Stack Overflow is a community of 4.7 million programmers, just like you, helping each other.

Join them; it only takes a minute:

Sign up
Join the Stack Overflow community to:
  1. Ask programming questions
  2. Answer and help your peers
  3. Get recognized for your expertise

I have an array with file names and I want to find all the names that end with e.g. 00001.trc when traceNum is 1. I tried this:

NSPredicate *tracePredicate = [NSPredicate predicateWithFormat:@"SELF ENDSWITH \"%05d.trc\"", traceNum];

and my predicate was SELF ENDSWITH "%05d.trc" instead of SELF ENDSWITH "00001.trc"

I tried this:

NSPredicate *tracePredicate = [NSPredicate predicateWithFormat:@"SELF ENDSWITH %@%05d.trc%@", @"\"", traceNum, @"\""];

and I got an exception: Unable to parse the format string "SELF ENDSWITH %@%05d.trc%@".

So I tried this:

NSPredicate *tracePredicate = [NSPredicate predicateWithFormat:[NSString stringWithFormat:@"SELF ENDSWITH \"%05d.trc\"", traceNum]];

and it works.

So do I really need stringWithFormat in addition to predicateWithFormat or is there something I'm not doing correctly in creating my predicate?

share|improve this question
up vote 2 down vote accepted

You're correct; predicateWithFormat: is not quite the same as stringWithFormat:.

It's different for a couple major reasons:

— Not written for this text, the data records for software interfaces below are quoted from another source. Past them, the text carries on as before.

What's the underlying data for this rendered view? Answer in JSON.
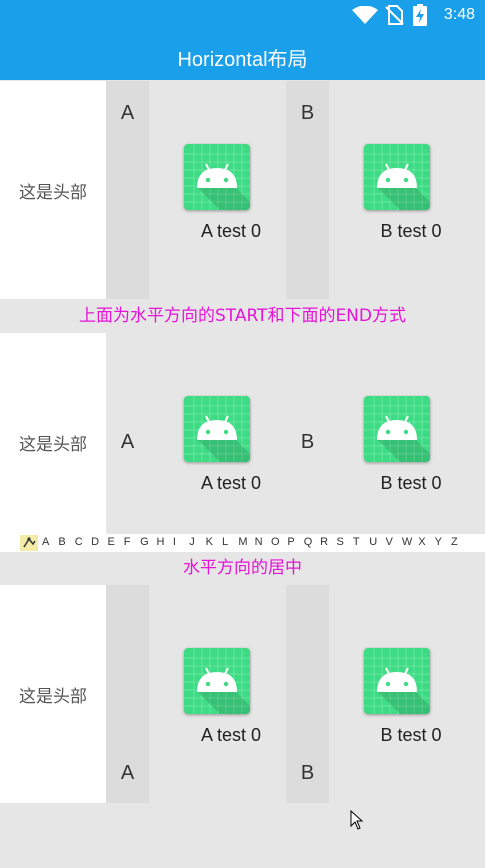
{
  "status_bar": {
    "time": "3:48"
  },
  "app_bar": {
    "title": "Horizontal布局"
  },
  "sections": [
    {
      "header": "这是头部",
      "letters": [
        "A",
        "B"
      ],
      "items": [
        "A test 0",
        "B test 0"
      ]
    },
    {
      "header": "这是头部",
      "letters": [
        "A",
        "B"
      ],
      "items": [
        "A test 0",
        "B test 0"
      ]
    },
    {
      "header": "这是头部",
      "letters": [
        "A",
        "B"
      ],
      "items": [
        "A test 0",
        "B test 0"
      ]
    }
  ],
  "dividers": [
    "上面为水平方向的START和下面的END方式",
    "水平方向的居中"
  ],
  "index_letters": [
    "A",
    "B",
    "C",
    "D",
    "E",
    "F",
    "G",
    "H",
    "I",
    "J",
    "K",
    "L",
    "M",
    "N",
    "O",
    "P",
    "Q",
    "R",
    "S",
    "T",
    "U",
    "V",
    "W",
    "X",
    "Y",
    "Z"
  ],
  "colors": {
    "accent": "#1aa0ea",
    "divider_text": "#e514d8",
    "icon_bg": "#3ddc84"
  },
  "icons": [
    "wifi-icon",
    "sim-off-icon",
    "battery-charging-icon",
    "android-icon",
    "mouse-cursor-icon"
  ]
}
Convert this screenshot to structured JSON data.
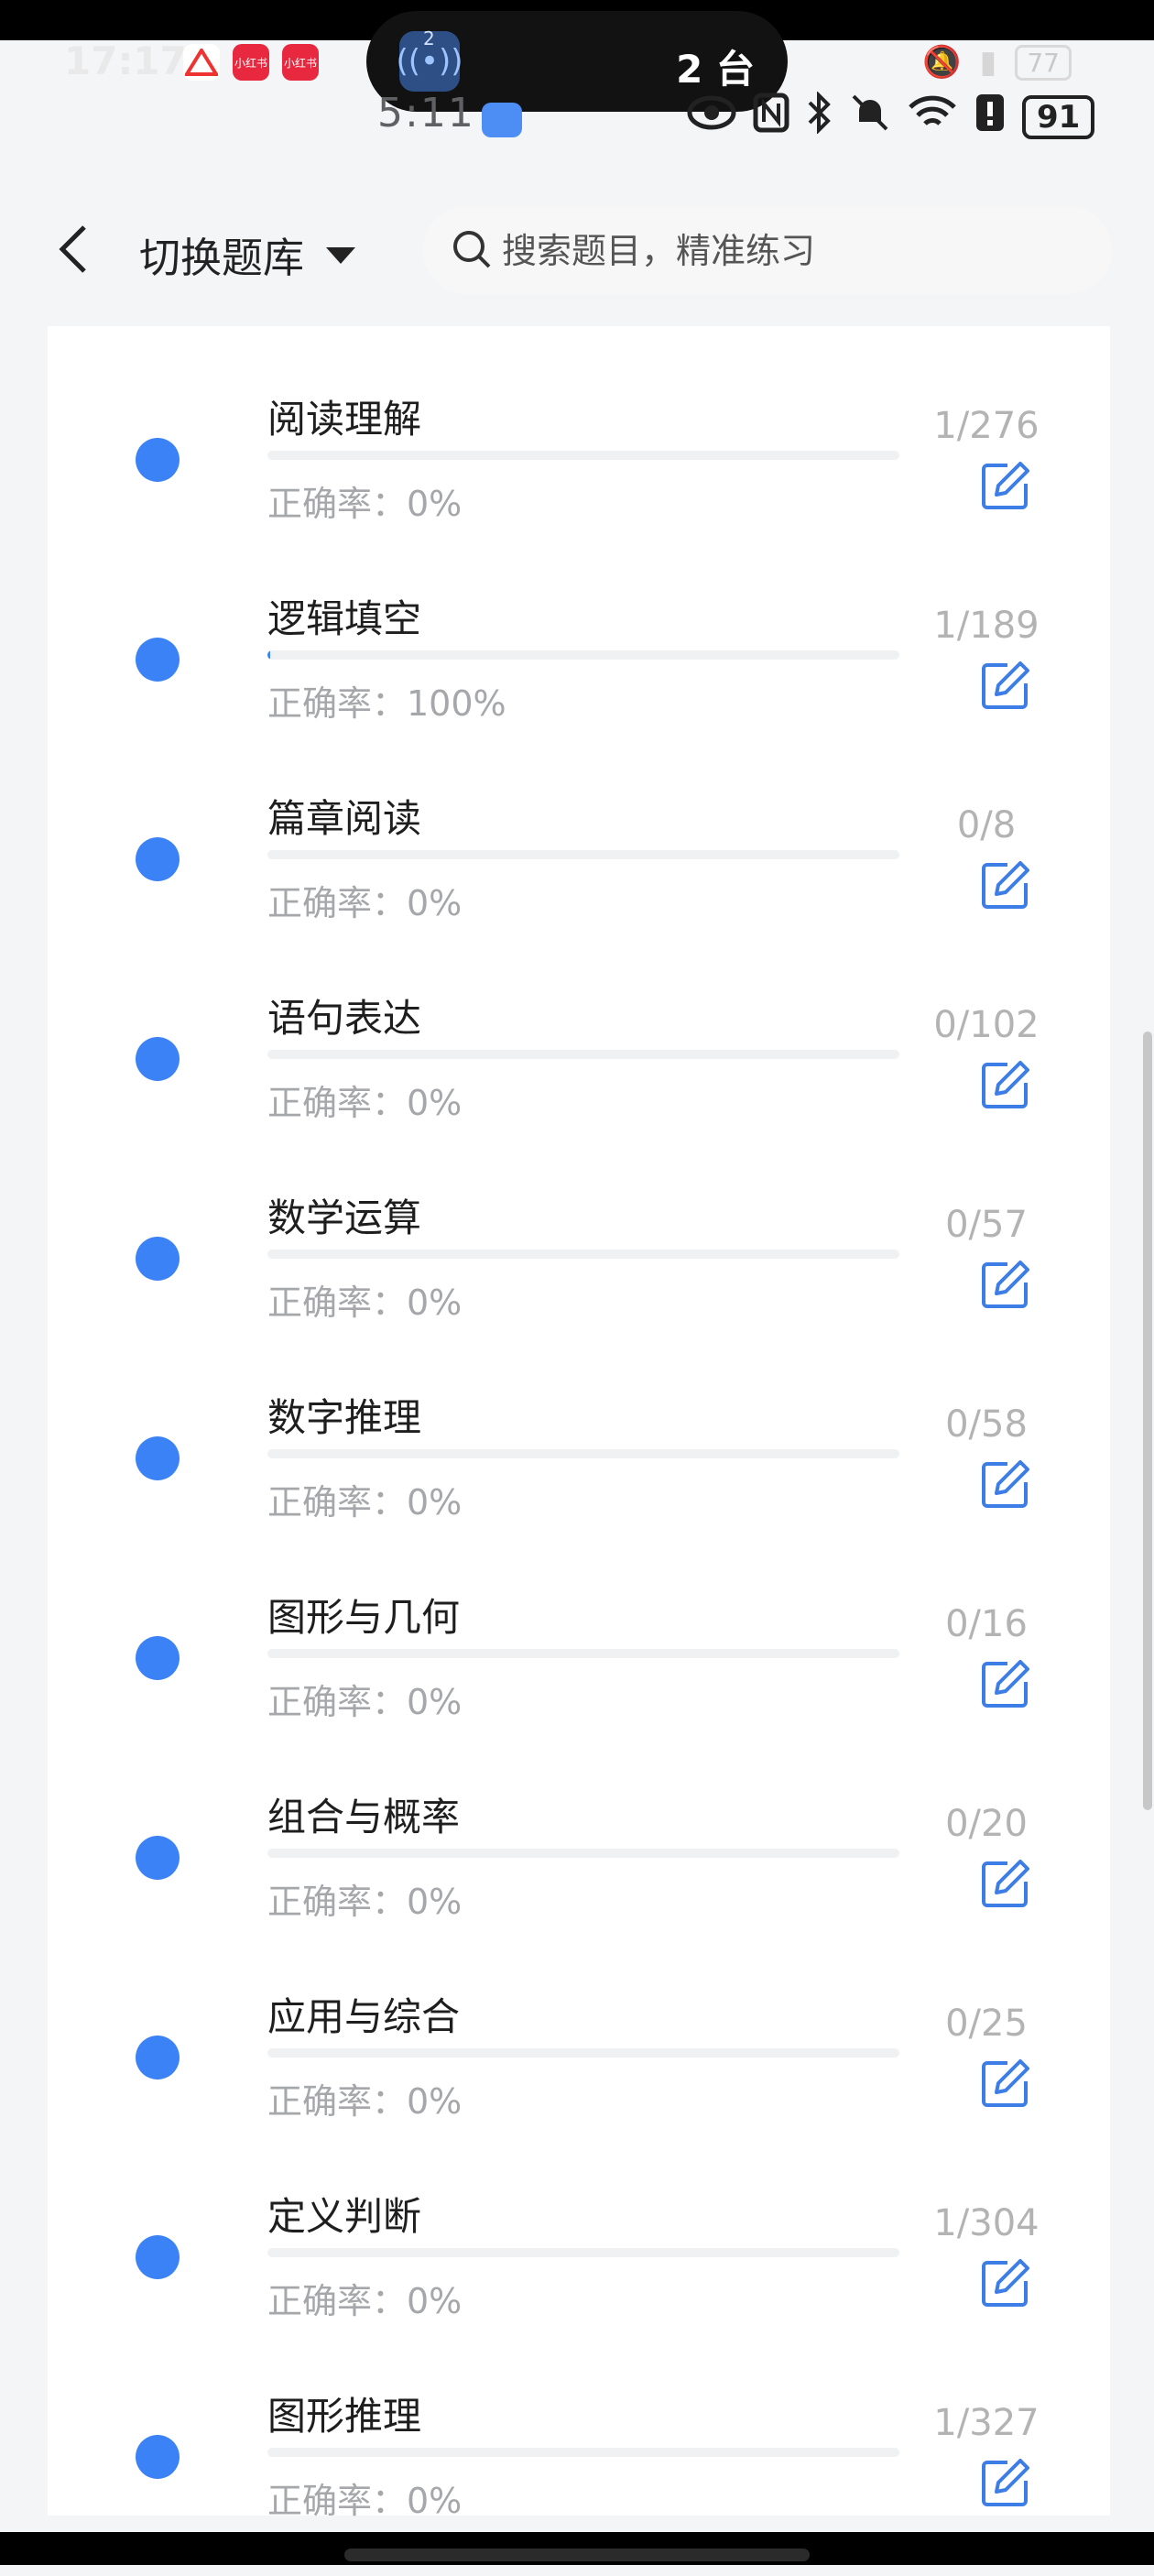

  1. It's not actually creating a new string. It's just looking through the format string and seeing what the next thing to substitute is, popping that off the va_list, and boxing it up into the appropriate NSExpression object.
  2. It has to support a format specifier that NSString doesn't: %K. This is how you substitute in a key path. If you tried to substitute in the name of a property using %@, it would actually be interpreted as a literal string, and not as a property name.
  3. Using formatting constraints (I'm not sure what the proper term is) like the 05 in %05d isn't supported. For one, it doesn't make sense. NSPredicate does numerical comparisons (in which case 00005 is the same thing as 5, and thus the zero padding is irrelevant) and string comparisons (in which you can just format the string yourself before giving it to NSPredicate). (It does other comparisons, like collection operations, but I'm skipping those for now)

So, how do you do what you're trying to do? The best way would be like this:

NSString *trace = [NSString stringWithFormat:@"%05d.trc", traceNum];
NSPredicate *p = [NSPredicate predicateWithFormat:@"SELF ENDSWITH %@", trace];

This way you can do all the formatting you want, but still use the more correct approach of passing a constant string as the predicate format.

share|improve this answer
Thanks for the thorough answer – SSteve Aug 30 '11 at 16:14

Your Answer


By posting your answer, you agree to the privacy policy and terms of service.

Not the answer you're looking for? Browse other questions tagged or ask your own question.